(INPUT)
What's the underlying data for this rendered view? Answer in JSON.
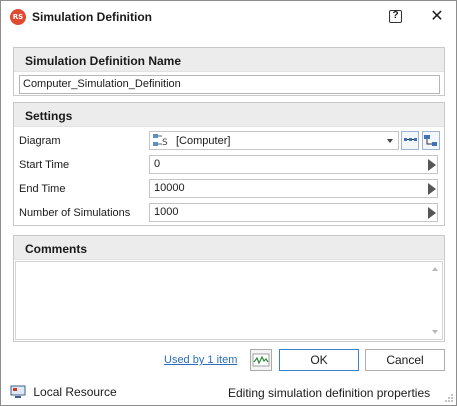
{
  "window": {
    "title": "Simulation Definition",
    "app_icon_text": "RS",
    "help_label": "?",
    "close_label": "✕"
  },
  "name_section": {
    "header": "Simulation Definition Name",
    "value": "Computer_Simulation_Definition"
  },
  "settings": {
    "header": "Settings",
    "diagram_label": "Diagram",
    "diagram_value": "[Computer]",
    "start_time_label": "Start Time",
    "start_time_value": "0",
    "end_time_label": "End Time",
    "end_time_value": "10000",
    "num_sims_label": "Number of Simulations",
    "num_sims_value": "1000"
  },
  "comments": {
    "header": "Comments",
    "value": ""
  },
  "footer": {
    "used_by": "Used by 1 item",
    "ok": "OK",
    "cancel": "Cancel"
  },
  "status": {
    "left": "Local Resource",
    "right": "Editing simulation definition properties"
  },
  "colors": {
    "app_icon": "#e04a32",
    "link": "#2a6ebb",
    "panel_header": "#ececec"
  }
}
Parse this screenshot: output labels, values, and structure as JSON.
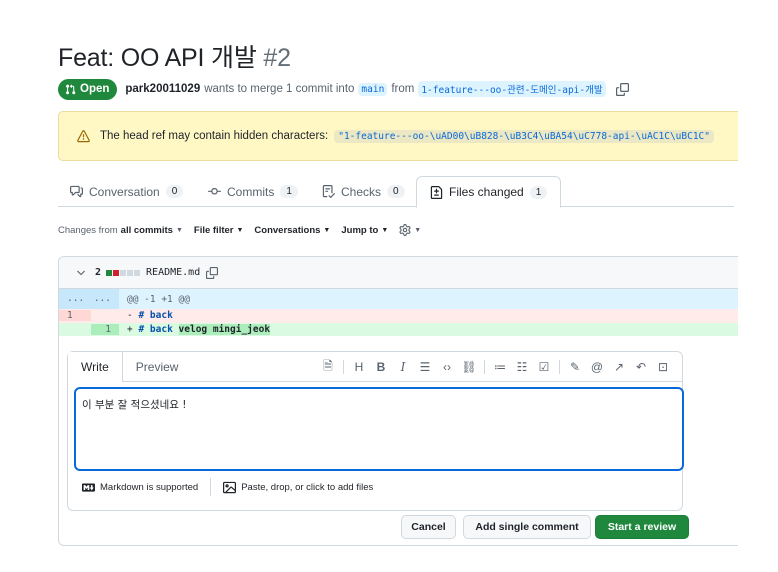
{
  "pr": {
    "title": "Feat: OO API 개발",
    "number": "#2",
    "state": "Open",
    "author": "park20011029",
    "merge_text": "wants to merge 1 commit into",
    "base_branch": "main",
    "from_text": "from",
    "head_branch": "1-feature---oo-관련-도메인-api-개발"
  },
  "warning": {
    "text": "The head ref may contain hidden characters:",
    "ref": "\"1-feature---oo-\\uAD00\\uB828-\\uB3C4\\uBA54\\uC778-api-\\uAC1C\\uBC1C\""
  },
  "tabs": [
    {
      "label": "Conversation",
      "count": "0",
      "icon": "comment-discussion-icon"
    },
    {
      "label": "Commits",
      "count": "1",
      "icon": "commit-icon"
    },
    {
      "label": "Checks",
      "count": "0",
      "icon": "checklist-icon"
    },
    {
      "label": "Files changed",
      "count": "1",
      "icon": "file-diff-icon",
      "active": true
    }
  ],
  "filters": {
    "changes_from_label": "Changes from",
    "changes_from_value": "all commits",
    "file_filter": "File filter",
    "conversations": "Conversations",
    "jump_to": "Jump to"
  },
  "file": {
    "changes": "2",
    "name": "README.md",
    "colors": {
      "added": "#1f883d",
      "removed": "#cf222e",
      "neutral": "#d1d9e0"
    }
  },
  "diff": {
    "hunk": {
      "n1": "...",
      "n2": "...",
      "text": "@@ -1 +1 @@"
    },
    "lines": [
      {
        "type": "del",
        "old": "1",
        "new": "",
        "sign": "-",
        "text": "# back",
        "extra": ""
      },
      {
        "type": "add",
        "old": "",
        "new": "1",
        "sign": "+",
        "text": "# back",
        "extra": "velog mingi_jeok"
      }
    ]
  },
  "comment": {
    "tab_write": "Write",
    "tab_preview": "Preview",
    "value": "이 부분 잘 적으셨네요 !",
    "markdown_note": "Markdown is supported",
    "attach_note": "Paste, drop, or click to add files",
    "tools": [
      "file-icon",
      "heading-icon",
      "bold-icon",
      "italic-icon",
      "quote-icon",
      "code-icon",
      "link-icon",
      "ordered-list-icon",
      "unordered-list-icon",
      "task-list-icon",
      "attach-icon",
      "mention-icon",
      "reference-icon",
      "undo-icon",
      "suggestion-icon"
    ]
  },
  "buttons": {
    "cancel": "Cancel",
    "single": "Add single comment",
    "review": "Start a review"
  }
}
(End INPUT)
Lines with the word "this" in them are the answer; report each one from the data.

◆ **FINAL ANSWER**:
What's the underlying data for this rendered view? Answer in JSON.
Parse this screenshot: output labels, values, and structure as JSON.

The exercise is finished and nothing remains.